Get in, loser. We’re going to the Isle of Wight.

That’s what I would say if I didn’t live in a tier 3 area, from which outside travel is strictly advised against. Yes, my small town of Stafford has sadly been lumped together with the rest of the county into the second-highest tier – a situation which has proven disastrous for our four restaurants and three mediocre pubs.

But what do the tiers actually mean? Well, I’ve prepared a short guide to answer that very question:


Tier 1 – Cornwall, Herefordshire, Isle of Wight, Isle of Scilly

Fancy a pub trip? Go ahead, as long as you’re not in a group of more than six. This tier only applies to Cornwall, Herefordshire, the Isle of Wight, and the Isle of Scilly, probably because no one actually lives in any of those places.


Tier 2 – North, East, South, West (basically dotted all over the place)

This is where the rules get complicated. If you’re in a tier 2 area, you can theoretically go to the pub, but only if you order a meal with your drinks. It’s important to make the meal last because they’ll kick you out once it’s finished. You also have to make sure your friends look similar enough to you that you can get away with saying you’re all from the same family; in other words, be prepared to leave your one red-headed friend outside.


Tier 3 – mostly applies to the Midlands and parts of the North

The pubs are closed, but at least you can get a haircut.


Tier 4 – London and the South East

You can’t even get a haircut. Don’t leave the house unless you’re in a radiation suit.

The tier system has had mixed success so far and has demonstrated a tendency to backfire. Pubs in Herefordshire are being swarmed by beer-hungry outsiders, and one man – who reportedly travelled more than 200 miles to visit one – can be admired for both his alcoholic dedication and utter stupidity.
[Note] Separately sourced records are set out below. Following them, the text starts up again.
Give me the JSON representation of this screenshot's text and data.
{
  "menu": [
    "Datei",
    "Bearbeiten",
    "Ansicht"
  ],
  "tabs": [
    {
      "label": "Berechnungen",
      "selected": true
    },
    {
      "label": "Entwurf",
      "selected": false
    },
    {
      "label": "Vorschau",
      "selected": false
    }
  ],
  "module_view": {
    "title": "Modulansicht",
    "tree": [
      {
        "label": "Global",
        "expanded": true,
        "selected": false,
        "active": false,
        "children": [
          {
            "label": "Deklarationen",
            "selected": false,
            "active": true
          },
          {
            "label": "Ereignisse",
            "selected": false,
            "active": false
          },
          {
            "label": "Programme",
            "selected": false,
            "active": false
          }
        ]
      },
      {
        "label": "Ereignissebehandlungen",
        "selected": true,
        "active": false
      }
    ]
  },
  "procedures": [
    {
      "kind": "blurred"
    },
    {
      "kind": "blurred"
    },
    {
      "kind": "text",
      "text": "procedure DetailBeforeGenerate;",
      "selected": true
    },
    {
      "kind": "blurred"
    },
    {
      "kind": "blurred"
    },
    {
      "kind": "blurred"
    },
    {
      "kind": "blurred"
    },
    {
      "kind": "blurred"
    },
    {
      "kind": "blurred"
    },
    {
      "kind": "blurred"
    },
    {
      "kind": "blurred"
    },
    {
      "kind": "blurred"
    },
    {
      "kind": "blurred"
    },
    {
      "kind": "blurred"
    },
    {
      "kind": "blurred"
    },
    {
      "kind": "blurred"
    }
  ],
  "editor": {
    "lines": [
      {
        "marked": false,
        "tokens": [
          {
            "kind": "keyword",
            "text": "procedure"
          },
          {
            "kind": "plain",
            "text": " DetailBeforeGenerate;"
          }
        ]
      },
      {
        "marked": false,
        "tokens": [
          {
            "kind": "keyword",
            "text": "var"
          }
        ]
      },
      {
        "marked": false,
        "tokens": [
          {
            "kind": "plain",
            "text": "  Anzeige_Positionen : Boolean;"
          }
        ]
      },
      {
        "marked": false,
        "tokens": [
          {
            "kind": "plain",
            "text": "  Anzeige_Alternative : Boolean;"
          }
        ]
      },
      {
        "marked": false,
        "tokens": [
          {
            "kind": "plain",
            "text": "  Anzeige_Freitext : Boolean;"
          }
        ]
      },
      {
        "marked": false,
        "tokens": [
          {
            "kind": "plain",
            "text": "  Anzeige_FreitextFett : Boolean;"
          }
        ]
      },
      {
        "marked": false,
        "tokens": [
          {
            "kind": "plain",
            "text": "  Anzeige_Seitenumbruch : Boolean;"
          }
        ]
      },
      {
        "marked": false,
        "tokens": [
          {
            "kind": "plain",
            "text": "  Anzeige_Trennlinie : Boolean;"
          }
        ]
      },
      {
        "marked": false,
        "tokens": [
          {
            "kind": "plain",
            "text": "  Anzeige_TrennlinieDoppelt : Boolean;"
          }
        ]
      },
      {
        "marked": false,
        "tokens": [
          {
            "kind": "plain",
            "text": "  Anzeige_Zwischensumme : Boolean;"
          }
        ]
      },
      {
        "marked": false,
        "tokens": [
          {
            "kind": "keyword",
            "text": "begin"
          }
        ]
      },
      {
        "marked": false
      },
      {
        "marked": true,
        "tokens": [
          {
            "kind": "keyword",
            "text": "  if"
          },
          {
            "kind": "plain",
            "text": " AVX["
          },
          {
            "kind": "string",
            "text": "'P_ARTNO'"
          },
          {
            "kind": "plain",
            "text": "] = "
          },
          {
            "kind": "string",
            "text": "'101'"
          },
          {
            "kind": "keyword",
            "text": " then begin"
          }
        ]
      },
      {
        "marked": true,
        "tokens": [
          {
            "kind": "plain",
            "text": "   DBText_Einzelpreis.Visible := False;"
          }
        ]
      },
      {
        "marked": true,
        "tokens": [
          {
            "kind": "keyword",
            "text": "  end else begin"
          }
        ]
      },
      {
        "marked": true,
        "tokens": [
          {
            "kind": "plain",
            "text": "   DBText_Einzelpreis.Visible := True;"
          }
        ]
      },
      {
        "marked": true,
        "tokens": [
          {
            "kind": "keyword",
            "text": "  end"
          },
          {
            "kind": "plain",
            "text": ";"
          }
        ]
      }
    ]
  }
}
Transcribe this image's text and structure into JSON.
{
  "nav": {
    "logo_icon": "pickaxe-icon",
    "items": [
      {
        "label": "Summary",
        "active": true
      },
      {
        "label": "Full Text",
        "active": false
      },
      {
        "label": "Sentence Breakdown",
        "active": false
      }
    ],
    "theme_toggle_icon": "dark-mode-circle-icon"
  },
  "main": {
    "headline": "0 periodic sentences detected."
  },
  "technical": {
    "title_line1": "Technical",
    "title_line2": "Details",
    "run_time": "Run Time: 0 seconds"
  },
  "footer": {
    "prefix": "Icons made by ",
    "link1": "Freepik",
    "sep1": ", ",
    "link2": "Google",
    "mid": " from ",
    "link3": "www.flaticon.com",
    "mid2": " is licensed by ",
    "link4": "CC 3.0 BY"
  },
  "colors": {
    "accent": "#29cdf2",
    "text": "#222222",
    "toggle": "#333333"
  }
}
Regardless of the drawbacks (and I’m hardly one to criticise the need for substantial measures, seeing as I spent nearly every night of fresher’s at either the SU or the KPA), the current system could be in place for months. So get comfy, everyone, and prepare to wake up to an endless stream of awkward Matt Hancock interviews for the foreseeable future.